Wellbore integrity assessment with casing-based advanced sensing
Skip to main content
Open Access Publications from the University of California

Wellbore integrity assessment with casing-based advanced sensing


Wellbore integrity is of paramount importance to subsurface resource extraction, energy storage 1 and waste disposal. After installation, well casing and cement are subject to mechanical stress due to near-well pressure changes and fluid induced corrosion. This is exacerbated for geothermal wells where produced fluid is at high temperature and corrosive. The current state-of-the-art technologies for wellbore integrity assessments are an array of cased hole logging tools. Wireline deployed acoustic, electromagnetic and mechanical tools are all available to inspect steel casing corrosion and casing-cement bond and these tools can provide high-resolution assessment of borehole conditions. They are intrusive, however, in terms of borehole preparation and interruption to the normal operation of the wells, and not suitable for high temperature or highly deviated well deployments. In addition, these measurements are performed infrequently due to high cost, and are therefore incapable of providing frequent data to better predict borehole degradation trajectory, which can help provide early warning of potential borehole failures. For this project we are developing a suite of novel, non-invasive, casing based tools for wellbore integrity assessment, combining fast/low cost screening with higher-precision investigation. Our approach is based on monitoring the response of the casing when energized at the wellhead, thereby interrogating the casing without well intervention. Lab, field and numerical approaches are used in our study. During the early stage of the research, we focus on numerical simulations, which have shown the sensitivity of the low frequency electromagnetic (EM) signals to changes in borehole depths and have successfully tested the concept at a field site with different length well casings. Initial seismic modeling efforts have also demonstrated our capability to simulate seismic tube wave and seismic field alterations due to borehole breakage and associated fluid leakage. Further numerical, laboratory and field experiments are underway for additional technology sensitivity analysis, particularly the transient EM/Seismic reflectometry methods, data acquisition optimization, and numerical simulation improvements.

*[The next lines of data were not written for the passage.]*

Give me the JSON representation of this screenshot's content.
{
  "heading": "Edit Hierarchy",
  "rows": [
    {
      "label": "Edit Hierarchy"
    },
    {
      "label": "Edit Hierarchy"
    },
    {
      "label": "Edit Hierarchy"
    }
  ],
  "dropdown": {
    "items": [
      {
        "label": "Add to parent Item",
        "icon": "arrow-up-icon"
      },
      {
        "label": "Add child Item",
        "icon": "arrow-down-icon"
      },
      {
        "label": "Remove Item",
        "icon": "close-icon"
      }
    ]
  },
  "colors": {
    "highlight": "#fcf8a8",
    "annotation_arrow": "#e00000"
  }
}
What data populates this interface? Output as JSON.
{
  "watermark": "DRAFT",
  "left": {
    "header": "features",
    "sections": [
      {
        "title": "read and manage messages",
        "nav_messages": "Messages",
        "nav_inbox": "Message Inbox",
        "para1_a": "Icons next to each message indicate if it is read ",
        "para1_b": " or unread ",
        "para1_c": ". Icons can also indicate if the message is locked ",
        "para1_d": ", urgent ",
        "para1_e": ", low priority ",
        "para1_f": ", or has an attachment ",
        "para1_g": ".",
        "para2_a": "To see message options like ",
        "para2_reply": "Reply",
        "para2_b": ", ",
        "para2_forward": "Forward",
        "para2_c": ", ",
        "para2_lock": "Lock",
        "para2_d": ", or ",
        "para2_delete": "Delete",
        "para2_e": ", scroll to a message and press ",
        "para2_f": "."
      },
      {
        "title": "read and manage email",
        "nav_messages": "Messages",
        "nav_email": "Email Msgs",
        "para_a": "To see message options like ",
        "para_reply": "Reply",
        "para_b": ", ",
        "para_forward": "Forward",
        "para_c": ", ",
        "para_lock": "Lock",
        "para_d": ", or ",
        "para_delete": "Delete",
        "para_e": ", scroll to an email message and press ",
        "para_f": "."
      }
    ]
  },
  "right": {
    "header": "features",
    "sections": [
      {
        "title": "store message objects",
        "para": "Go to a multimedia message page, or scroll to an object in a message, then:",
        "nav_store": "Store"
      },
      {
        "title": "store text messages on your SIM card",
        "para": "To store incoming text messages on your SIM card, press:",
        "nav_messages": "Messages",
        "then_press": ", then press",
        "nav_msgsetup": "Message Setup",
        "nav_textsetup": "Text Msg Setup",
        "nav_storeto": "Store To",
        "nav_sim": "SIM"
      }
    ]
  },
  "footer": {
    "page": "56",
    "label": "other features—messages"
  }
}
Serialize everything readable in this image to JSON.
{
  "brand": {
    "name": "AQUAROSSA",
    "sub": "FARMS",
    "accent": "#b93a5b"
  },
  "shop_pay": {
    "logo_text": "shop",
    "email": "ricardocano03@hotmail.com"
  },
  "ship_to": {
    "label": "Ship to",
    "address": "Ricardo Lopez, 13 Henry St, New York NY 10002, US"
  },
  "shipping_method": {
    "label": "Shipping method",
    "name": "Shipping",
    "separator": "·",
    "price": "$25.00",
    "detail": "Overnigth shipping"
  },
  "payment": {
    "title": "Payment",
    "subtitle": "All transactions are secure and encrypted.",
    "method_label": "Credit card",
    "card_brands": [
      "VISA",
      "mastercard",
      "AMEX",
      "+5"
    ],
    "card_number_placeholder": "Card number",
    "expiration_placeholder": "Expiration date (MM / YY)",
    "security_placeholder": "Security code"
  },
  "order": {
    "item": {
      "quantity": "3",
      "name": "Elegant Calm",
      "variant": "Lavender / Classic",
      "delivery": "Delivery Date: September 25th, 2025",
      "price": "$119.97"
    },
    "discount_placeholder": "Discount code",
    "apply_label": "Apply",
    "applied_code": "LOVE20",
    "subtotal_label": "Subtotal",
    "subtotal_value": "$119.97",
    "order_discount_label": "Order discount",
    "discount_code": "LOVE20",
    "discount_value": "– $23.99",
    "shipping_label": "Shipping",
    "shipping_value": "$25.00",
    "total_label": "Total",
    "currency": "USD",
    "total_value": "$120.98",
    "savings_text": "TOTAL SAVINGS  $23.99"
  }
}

Main Content
For improved accessibility of PDF content, download the file to your device.
Current View